- **DATASET EXTRACT**:
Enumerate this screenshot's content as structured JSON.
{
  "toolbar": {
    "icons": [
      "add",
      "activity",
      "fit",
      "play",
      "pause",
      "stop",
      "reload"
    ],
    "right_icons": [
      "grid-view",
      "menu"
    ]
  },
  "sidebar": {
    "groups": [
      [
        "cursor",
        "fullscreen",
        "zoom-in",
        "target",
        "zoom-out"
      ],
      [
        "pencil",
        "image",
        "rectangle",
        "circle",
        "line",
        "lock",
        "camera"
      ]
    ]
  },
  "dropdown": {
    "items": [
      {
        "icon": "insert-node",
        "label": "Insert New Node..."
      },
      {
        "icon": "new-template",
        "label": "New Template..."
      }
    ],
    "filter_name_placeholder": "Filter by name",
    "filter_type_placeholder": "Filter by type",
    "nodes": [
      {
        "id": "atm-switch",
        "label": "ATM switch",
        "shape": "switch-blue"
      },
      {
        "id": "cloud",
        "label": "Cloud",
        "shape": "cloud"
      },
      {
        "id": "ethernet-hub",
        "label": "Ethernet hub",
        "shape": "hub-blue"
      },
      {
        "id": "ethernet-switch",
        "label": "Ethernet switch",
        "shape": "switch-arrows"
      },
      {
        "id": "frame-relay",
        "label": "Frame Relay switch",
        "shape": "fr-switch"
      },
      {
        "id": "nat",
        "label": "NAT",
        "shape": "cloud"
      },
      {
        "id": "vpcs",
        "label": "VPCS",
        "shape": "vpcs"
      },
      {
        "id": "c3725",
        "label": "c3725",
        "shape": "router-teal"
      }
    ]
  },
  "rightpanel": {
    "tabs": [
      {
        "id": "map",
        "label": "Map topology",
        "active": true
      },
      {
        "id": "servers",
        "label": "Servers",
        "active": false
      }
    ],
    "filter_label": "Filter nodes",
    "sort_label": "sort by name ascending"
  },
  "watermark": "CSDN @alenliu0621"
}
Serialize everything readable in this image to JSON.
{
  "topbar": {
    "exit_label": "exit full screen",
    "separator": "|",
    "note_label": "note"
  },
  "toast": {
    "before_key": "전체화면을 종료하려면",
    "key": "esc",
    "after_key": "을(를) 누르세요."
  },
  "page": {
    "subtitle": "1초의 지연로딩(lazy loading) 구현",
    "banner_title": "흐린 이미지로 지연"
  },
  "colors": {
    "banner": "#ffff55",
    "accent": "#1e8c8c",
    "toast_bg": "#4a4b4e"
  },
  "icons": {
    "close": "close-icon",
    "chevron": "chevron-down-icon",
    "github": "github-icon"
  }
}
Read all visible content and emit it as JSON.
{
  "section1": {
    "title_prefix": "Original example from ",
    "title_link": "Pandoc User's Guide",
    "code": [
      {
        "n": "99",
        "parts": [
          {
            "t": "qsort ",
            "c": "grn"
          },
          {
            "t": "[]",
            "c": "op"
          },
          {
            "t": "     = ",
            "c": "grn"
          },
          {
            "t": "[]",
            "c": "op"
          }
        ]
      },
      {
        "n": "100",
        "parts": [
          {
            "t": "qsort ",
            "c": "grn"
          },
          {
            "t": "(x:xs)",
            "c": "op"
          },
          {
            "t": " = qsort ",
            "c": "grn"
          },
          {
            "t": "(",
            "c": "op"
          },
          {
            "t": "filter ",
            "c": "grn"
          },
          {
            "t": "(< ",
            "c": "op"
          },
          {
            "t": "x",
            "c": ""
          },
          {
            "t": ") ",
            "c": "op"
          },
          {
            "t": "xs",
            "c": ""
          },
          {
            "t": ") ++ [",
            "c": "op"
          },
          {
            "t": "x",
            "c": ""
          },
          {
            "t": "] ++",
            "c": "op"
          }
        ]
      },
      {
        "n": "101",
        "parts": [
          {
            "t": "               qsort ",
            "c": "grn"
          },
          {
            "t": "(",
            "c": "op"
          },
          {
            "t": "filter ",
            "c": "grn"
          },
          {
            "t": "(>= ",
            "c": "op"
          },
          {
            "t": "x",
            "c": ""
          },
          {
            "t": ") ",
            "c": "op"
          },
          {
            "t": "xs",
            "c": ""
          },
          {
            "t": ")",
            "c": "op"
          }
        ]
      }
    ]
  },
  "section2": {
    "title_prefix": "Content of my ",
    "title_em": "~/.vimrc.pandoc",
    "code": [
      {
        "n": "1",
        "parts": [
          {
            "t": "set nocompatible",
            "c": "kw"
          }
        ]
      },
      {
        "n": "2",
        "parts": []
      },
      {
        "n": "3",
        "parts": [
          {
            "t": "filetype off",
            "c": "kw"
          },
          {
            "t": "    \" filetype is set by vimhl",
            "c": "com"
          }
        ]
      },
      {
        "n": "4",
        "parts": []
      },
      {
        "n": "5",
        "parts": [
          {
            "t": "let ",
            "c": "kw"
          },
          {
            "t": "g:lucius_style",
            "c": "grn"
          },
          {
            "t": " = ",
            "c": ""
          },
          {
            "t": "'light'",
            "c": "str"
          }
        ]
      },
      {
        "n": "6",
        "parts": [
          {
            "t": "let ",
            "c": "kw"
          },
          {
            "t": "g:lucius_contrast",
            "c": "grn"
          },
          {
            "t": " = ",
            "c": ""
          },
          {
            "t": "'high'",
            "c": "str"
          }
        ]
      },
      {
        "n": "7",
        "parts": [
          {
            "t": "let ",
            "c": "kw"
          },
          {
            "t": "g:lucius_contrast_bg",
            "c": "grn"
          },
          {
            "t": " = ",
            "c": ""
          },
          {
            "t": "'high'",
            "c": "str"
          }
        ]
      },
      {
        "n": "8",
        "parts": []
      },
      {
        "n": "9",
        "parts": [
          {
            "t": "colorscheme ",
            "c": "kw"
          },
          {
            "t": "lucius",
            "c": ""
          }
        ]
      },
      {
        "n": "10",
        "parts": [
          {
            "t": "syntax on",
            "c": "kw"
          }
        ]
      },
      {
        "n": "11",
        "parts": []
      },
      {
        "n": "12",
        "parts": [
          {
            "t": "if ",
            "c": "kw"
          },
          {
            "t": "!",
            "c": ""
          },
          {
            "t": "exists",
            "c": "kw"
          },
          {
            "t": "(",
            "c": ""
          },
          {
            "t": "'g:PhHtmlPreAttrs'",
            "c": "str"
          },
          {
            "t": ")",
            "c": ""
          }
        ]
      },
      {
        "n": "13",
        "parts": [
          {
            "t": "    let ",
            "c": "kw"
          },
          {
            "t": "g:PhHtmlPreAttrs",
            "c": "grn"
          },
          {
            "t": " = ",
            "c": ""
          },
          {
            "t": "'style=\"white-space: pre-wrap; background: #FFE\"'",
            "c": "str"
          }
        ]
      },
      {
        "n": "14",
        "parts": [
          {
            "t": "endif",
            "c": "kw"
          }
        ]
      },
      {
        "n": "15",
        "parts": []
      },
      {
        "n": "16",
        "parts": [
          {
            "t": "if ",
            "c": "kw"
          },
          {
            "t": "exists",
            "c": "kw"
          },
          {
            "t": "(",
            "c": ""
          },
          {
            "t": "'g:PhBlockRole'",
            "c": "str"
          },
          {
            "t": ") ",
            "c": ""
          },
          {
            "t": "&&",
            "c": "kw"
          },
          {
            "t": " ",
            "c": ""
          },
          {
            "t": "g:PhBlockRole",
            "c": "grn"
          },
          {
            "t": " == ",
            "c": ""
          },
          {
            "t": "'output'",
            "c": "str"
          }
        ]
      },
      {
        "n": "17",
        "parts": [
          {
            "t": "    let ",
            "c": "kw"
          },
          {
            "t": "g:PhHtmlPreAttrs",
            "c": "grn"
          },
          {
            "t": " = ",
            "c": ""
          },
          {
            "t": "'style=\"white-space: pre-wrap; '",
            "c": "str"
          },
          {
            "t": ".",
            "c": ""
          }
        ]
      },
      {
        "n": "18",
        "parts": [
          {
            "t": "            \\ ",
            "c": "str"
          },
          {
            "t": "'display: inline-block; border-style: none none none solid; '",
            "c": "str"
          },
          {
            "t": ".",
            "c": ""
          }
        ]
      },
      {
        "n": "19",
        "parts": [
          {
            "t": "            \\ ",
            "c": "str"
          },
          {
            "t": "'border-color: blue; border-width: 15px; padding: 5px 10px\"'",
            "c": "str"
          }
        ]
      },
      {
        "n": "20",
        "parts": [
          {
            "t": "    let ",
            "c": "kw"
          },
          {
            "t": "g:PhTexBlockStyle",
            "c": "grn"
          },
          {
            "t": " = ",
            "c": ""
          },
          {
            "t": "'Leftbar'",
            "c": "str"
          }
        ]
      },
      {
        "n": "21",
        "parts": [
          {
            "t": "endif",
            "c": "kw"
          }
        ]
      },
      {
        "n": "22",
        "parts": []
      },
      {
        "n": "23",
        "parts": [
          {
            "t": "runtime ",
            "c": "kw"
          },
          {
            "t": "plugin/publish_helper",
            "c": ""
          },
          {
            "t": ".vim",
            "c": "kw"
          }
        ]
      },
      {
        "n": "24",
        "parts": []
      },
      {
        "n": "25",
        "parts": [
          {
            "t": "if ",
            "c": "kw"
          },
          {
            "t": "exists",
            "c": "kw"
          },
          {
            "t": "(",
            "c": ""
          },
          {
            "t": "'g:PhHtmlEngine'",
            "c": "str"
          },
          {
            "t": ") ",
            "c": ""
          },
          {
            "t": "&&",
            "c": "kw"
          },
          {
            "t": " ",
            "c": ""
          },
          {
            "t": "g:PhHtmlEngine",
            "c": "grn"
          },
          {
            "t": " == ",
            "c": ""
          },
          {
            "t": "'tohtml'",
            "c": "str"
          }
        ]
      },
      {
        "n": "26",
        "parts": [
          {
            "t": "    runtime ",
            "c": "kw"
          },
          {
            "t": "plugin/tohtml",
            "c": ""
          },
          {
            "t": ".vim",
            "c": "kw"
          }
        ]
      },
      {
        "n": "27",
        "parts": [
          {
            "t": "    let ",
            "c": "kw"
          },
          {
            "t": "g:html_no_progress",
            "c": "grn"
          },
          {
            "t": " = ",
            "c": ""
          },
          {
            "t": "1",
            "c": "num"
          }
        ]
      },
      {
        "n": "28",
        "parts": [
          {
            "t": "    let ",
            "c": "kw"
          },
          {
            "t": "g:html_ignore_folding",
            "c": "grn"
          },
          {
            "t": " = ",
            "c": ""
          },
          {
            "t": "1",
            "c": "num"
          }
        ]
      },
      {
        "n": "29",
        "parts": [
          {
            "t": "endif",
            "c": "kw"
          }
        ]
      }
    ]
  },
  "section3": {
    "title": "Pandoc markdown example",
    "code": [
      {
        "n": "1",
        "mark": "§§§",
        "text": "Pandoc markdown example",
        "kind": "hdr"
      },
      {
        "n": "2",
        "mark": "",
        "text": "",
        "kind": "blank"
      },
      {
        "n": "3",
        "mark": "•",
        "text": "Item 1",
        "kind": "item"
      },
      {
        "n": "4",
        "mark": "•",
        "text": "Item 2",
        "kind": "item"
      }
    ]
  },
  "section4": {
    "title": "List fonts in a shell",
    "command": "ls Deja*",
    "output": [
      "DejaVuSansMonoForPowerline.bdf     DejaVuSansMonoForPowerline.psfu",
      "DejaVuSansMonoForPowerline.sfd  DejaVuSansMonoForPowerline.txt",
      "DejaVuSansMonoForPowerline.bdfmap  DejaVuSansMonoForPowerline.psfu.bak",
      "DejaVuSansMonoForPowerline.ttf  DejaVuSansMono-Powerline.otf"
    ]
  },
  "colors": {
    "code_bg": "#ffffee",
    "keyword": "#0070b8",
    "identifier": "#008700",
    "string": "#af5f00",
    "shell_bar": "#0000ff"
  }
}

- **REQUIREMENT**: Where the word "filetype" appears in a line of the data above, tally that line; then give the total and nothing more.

- **SOLUTION FOR THIS TASK**: 2